Your provider might use some of the following tests to take pictures of your bones:
Your provider will suggest treatments based on the location of the fracture and the severity of your symptoms. The most common treatments for stress fractures include:
Most people don’t need surgery to treat a stress fracture. Your provider might suggest surgery if the fracture isn’t healing like it should, or if you’re experiencing severe symptoms. You might need surgery if the fracture’s in a bone that’s more likely to cause other complications (like your hip joint).
A surgeon will perform a procedure called an internal fixation. They’ll put pins, screws or metal plates into your bone to hold it together while it heals. Your provider and surgeon will tell you what to expect and how long it’ll take to recover.
You should start feeling better as soon as you stop putting stress on your injured bone and start treating your symptoms. Don’t resume training, working out or practicing before your provider says it’s safe, even if you’re feeling better. It’ll probably take at least a few weeks for your bone to heal enough before you can return to physical activities. The fracture can come back or get worse if you resume activity too soon.
These steps can help prevent a stress fracture:
Most people need to rest for at least a few weeks after experiencing a stress fracture. You might need to avoid sports and other physical activities for a few months.
As long as you can feel pain, the bone is still fragile in that area, and could break again in the same place. It usually takes six to eight weeks for a stress fracture to heal. Stop the activities that caused the stress fracture while you’re healing.
Your provider will tell you how long you need to take a break from playing sports or working out.
Don’t resume physical activities before your healthcare provider says it’s safe. If you stress your bone again before it has time to heal, you’re more likely to reinjure it.
Visit a healthcare provider as soon as you notice new symptoms like pain and swelling. Even if you don’t have a stress fracture, your provider can examine your injury and suggest treatments to prevent more serious complications.
Listen to your body if you’re experiencing pain during and after physical activity. Pain is often the first sign that you need to stop and rest. You can prevent a stress fracture before it happens by stopping physical activity and visiting a healthcare provider as soon as you notice pain and other symptoms.
Go to the emergency room right away if you’ve experienced trauma.
If you think you have a bone fracture, you need to see a healthcare provider as soon as possible. Go to the emergency room if you experience any of the following:
You might be able to walk normally with a stress fracture.

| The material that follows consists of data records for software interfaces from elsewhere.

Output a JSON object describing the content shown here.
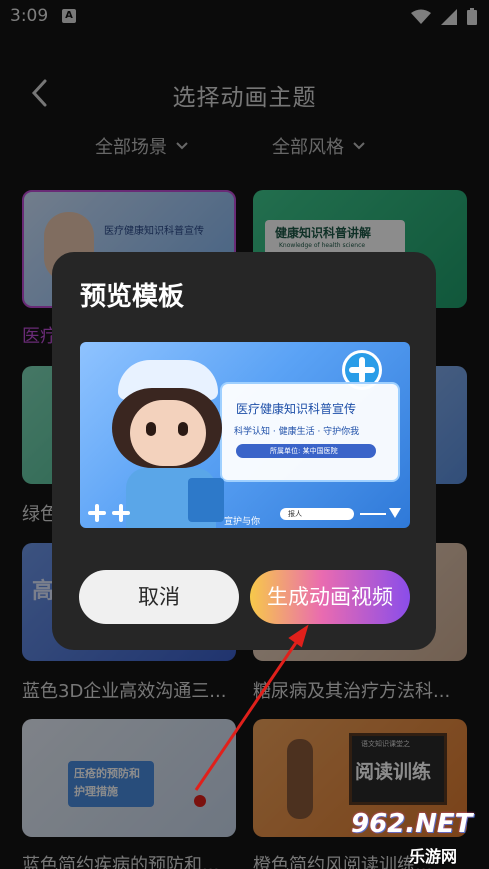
{
  "status_bar": {
    "time": "3:09",
    "notification_badge": "A"
  },
  "header": {
    "title": "选择动画主题"
  },
  "filters": {
    "scene": "全部场景",
    "style": "全部风格"
  },
  "grid": {
    "labels": [
      "医疗",
      "绿色",
      "蓝色3D企业高效沟通三...",
      "糖尿病及其治疗方法科...",
      "蓝色简约疾病的预防和...",
      "橙色简约风阅读训练..."
    ],
    "thumb_texts": {
      "health_science": "健康知识科普讲解",
      "health_science_en": "Knowledge of health science",
      "medical_card": "医疗健康知识科普宣传",
      "blue3d": "高",
      "pressure": "压疮的预防和护理措施",
      "reading": "阅读训练",
      "reading_top": "语文知识课堂之"
    }
  },
  "dialog": {
    "title": "预览模板",
    "preview": {
      "headline": "医疗健康知识科普宣传",
      "subline": "科学认知 · 健康生活 · 守护你我",
      "org": "所属单位: 某中国医院",
      "presenter": "报人",
      "caption": "宣护与你"
    },
    "cancel_label": "取消",
    "generate_label": "生成动画视频"
  },
  "watermark": {
    "text": "962.NET",
    "sub": "乐游网"
  },
  "colors": {
    "accent_pink": "#e96bb0",
    "accent_purple": "#8a4dea",
    "accent_yellow": "#f7c94a",
    "annotation": "#e0201b"
  }
}
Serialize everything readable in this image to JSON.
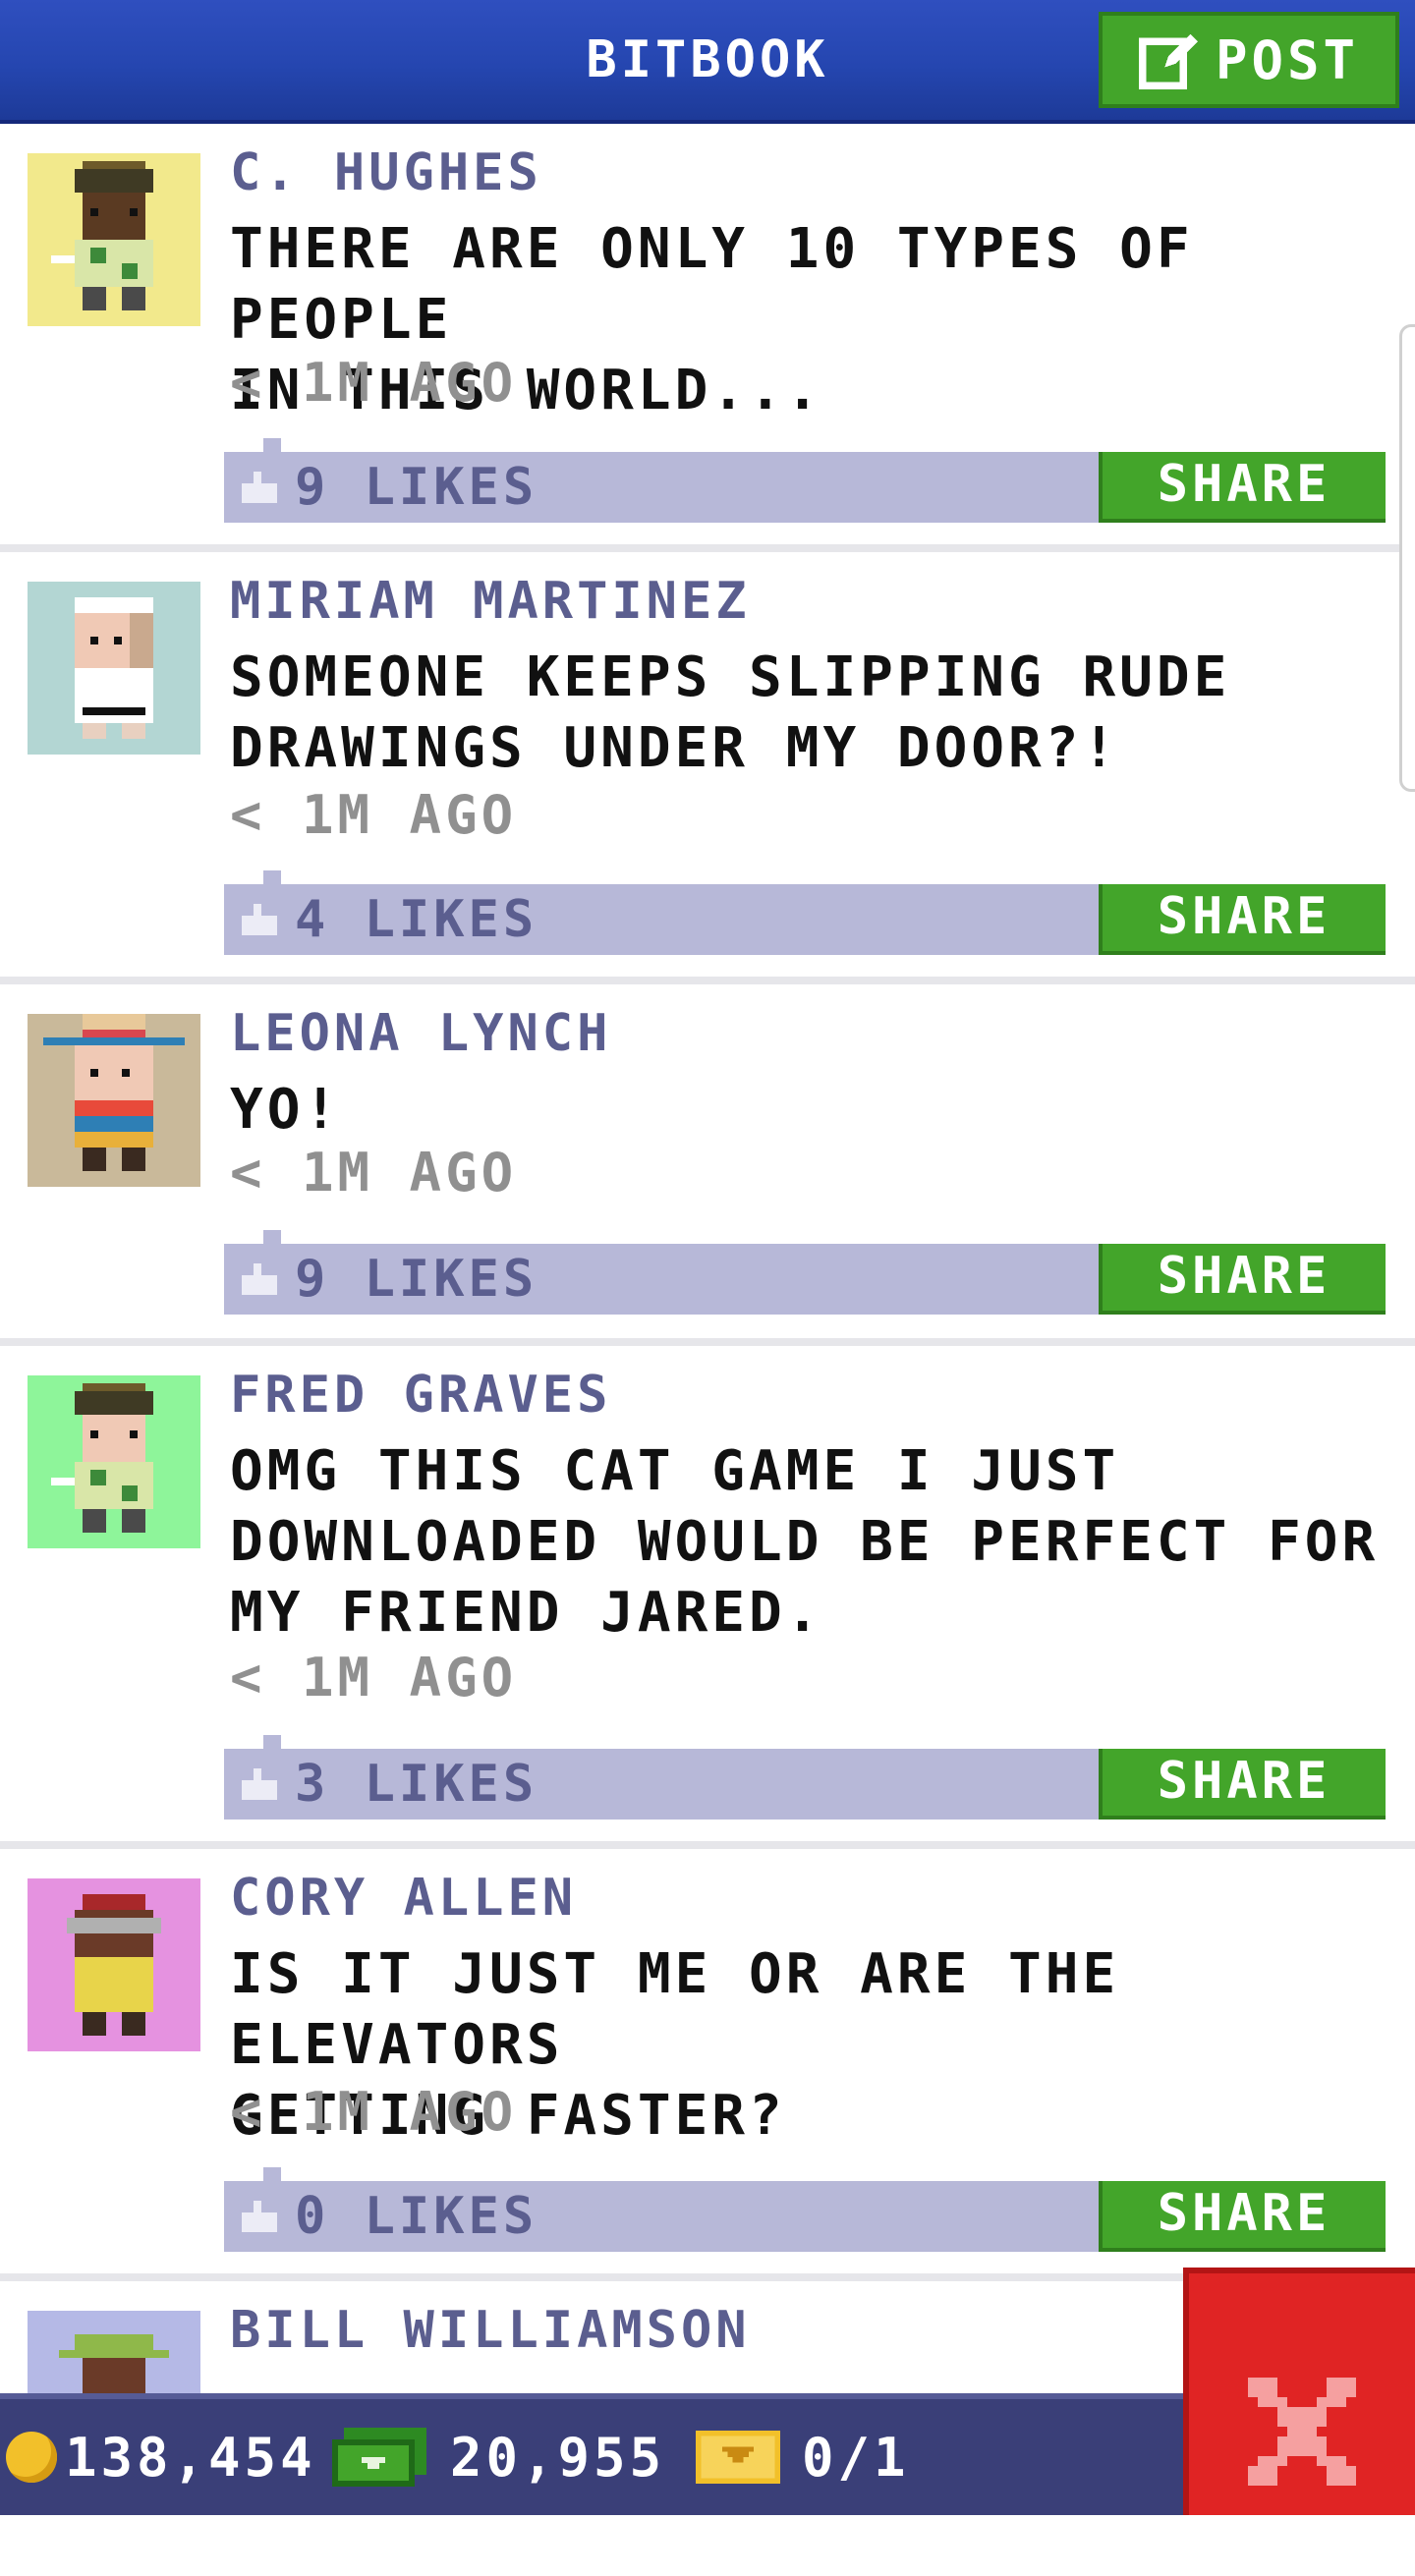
{
  "header": {
    "title": "BITBOOK",
    "post_label": "POST"
  },
  "posts": [
    {
      "author": "C. HUGHES",
      "message": "THERE ARE ONLY 10 TYPES OF PEOPLE\nIN THIS WORLD...",
      "time": "< 1M AGO",
      "likes": "9 LIKES",
      "share": "SHARE",
      "avatar_bg": "#f2e98c"
    },
    {
      "author": "MIRIAM MARTINEZ",
      "message": "SOMEONE KEEPS SLIPPING RUDE\nDRAWINGS UNDER MY DOOR?!",
      "time": "< 1M AGO",
      "likes": "4 LIKES",
      "share": "SHARE",
      "avatar_bg": "#b3d6d3"
    },
    {
      "author": "LEONA LYNCH",
      "message": "YO!",
      "time": "< 1M AGO",
      "likes": "9 LIKES",
      "share": "SHARE",
      "avatar_bg": "#c9b99a"
    },
    {
      "author": "FRED GRAVES",
      "message": "OMG THIS CAT GAME I JUST\nDOWNLOADED WOULD BE PERFECT FOR\nMY FRIEND JARED.",
      "time": "< 1M AGO",
      "likes": "3 LIKES",
      "share": "SHARE",
      "avatar_bg": "#8ef59a"
    },
    {
      "author": "CORY ALLEN",
      "message": "IS IT JUST ME OR ARE THE ELEVATORS\nGETTING FASTER?",
      "time": "< 1M AGO",
      "likes": "0 LIKES",
      "share": "SHARE",
      "avatar_bg": "#e592e0"
    },
    {
      "author": "BILL WILLIAMSON",
      "avatar_bg": "#b5b9e6"
    }
  ],
  "status": {
    "coins": "138,454",
    "cash": "20,955",
    "tickets": "0/1"
  },
  "colors": {
    "header_blue": "#2546b0",
    "share_green": "#43a52a",
    "like_bar": "#b7b8d8",
    "close_red": "#e02424"
  }
}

It depends on which bone is fractured, and how severe your symptoms are. Your provider will tell you which types of movements are safe while you’re healing. Don’t jog, run, work out or do any intense physical activity without talking to your provider.
A healthcare provider needs to diagnose and treat all stress fractures. Even though rest and giving your body time to heal are the most common treatments, you still need your injury examined and diagnosed by a provider before you can return to sports or other physical activities.
Visit a provider if you’re experiencing stress fracture symptoms. The sooner it’s diagnosed, the faster your bone can start healing. Your provider will help you understand why the stress fracture happened and how you can prevent injuries in the future.
A note from Cleveland Clinic
Stress fractures are one of the most common injuries athletes and physically active people experience. It’s frustrating to know your favorite sport or training regimen could’ve caused your injury. But don’t rush your recovery. Your bone and body need time to heal.
Visit a healthcare provider as soon as you notice any stress fracture symptoms. They’ll diagnose your injury and suggest treatments that help get you back out on the field, court or track as soon as it’s safe.
Last reviewed by a Cleveland Clinic medical professional on 05/23/2023.
Learn more about our editorial process.